(Exercise)
Using the entries below, copy out all lines where "JSON" is found.

(Records from a dataset)
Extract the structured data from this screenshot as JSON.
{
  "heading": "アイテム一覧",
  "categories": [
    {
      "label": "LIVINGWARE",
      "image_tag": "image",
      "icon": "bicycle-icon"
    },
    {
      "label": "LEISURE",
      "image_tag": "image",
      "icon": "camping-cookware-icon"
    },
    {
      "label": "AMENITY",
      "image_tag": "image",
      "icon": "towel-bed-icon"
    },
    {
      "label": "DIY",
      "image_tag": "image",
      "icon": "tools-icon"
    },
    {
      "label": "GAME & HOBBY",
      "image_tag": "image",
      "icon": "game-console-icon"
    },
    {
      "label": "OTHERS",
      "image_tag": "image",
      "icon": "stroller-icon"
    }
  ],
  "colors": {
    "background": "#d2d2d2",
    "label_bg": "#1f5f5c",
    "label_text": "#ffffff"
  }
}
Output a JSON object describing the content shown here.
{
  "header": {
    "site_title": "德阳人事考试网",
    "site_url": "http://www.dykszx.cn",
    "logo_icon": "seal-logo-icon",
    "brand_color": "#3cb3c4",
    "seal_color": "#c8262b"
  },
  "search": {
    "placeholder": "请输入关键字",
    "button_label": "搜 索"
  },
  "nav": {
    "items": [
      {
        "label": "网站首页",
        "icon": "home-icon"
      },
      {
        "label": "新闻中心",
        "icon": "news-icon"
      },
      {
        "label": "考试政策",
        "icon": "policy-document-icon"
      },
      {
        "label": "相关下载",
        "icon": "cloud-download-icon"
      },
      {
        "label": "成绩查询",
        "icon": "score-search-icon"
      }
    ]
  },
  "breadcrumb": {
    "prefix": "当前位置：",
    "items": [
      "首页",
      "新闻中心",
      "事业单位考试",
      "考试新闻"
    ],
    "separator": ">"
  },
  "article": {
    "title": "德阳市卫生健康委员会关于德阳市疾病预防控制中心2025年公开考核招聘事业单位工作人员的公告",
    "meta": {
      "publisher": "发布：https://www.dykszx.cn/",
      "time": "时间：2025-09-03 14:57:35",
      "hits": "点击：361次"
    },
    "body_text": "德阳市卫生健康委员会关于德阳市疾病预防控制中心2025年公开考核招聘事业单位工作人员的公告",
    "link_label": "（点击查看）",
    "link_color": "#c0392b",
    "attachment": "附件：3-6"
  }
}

(Reply to the task)
Extract the structured data from this screenshot as JSON.
Output a JSON object describing the content shown here.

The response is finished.